The Montreal laboratory played little to no role in the design, production, and execution of the bomb attacks in the Second World War. Nevertheless, Milner “didn’t feel good,” and a few years after finishing up at the Montreal lab in 1946, he spent a few years at the new nuclear research site in Chalk River – the site of the first nuclear reactor ever to be built outside of America – before finally arriving at McGill. Milner also helped develop McGill’s cyclotron, a particle accelerator machine used in nuclear physics experiments, at McGill in the late forties before departing from the field of electrical engineering and atomic physics and pursuing a PhD in psychology.
“This was an American deal entirely. … We couldn’t have made bombs…the way we were going about it, from a [nuclear] power reactor,” says Milner.
Despite McGill’s perceived affinity with this particular kind of research, history has effectively absolved both the University and the Montreal laboratory of any lingering guilt regarding the atomic bomb and its infamous debut. While the Montreal laboratory did make significant discoveries regarding the production of atomic bomb material, the lab was left behind as the Americans began producing their own material. The broader philosophical debate regarding its use, however, only seems to become more complicate with time.
“It does help to take time,” says Morton, although the professor admitted a few minutes later that “history drags you through things, and leaves you not as certain about things.”
Milner, for his part, 66 years after being offered a top-secret job at a new nuclear research laboratory in Canada, still seems torn about the violent birth of the atomic age.

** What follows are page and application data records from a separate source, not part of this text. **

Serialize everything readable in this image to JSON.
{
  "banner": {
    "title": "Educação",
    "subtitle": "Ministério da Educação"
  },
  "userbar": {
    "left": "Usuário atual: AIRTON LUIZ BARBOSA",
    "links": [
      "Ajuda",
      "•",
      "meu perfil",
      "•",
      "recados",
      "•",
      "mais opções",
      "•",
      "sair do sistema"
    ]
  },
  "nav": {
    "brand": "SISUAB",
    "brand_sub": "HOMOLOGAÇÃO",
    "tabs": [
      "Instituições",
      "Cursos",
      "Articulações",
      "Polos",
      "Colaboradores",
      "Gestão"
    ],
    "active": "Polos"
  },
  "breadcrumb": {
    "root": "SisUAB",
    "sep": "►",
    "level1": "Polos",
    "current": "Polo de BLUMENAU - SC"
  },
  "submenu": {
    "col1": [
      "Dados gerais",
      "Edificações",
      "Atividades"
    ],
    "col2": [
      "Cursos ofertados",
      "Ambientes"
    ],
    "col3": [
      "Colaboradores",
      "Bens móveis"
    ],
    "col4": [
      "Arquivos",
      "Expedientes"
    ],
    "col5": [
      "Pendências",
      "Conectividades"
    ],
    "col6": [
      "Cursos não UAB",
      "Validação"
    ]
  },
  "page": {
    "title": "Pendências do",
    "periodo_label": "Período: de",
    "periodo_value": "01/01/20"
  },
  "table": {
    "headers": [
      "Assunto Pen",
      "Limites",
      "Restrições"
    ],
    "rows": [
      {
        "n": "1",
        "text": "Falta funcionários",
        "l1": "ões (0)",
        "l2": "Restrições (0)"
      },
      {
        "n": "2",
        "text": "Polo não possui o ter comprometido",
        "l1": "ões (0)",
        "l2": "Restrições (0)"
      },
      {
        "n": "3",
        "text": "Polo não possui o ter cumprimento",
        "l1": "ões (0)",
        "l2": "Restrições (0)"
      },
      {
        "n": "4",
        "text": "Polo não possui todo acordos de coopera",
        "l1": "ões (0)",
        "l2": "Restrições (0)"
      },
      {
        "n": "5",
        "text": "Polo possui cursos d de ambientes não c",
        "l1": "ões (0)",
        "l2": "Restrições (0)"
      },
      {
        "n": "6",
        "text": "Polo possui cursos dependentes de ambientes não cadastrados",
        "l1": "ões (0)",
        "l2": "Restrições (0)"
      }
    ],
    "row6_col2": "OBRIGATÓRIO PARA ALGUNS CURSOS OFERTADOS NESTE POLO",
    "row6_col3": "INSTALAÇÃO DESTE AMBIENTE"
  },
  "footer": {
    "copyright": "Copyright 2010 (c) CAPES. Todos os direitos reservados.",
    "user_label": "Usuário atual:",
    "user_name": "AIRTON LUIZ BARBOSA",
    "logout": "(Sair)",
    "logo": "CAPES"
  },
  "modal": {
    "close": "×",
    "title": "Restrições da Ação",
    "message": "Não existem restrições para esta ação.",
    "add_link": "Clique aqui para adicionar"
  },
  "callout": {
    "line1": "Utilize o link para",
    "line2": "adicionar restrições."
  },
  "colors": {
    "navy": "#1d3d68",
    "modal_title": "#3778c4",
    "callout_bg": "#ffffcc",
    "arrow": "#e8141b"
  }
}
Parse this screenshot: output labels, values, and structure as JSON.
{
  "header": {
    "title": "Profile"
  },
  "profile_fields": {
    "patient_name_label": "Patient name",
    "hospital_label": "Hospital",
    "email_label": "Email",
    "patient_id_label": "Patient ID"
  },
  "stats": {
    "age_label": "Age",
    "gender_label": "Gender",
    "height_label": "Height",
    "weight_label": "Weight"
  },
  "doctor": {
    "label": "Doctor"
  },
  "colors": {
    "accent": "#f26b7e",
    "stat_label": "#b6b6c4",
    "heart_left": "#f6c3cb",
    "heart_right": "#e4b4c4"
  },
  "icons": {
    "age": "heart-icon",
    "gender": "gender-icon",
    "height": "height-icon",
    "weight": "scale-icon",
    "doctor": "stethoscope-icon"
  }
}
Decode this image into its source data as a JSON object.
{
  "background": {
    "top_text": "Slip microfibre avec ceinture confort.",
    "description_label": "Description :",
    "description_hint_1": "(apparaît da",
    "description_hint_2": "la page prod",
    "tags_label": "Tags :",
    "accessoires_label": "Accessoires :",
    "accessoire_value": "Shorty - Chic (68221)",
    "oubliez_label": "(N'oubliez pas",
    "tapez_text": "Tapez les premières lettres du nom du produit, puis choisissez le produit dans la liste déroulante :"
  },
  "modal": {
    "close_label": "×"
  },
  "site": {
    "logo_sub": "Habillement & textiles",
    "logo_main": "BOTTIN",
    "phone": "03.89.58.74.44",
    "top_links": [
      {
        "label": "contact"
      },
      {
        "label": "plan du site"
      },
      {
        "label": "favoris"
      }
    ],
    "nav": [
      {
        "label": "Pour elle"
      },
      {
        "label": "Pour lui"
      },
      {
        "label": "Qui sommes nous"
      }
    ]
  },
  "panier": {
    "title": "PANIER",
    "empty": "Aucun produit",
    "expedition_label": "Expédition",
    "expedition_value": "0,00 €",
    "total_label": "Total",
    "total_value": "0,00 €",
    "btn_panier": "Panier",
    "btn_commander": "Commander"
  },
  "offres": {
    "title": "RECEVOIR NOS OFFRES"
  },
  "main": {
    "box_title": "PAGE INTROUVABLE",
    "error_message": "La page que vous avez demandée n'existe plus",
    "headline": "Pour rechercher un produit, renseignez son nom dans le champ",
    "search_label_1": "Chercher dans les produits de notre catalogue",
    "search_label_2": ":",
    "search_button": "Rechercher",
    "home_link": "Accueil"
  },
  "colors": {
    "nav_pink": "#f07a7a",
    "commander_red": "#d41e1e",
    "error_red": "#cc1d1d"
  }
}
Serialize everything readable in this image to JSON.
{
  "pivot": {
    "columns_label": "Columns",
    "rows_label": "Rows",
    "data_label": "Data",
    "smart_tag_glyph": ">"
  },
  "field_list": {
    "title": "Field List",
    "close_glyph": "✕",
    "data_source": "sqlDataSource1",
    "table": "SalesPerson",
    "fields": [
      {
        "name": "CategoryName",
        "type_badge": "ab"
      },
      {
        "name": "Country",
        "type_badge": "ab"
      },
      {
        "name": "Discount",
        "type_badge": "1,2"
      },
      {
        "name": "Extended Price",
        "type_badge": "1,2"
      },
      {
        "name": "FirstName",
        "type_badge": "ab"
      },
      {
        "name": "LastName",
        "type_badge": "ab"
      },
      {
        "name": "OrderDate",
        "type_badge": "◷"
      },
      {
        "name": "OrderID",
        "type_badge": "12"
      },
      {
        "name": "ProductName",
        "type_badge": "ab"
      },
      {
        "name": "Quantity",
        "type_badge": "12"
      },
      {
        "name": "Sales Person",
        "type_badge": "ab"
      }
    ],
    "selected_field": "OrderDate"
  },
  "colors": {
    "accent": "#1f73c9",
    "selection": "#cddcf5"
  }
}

“It may have been right. At the time I certainly didn’t think so.”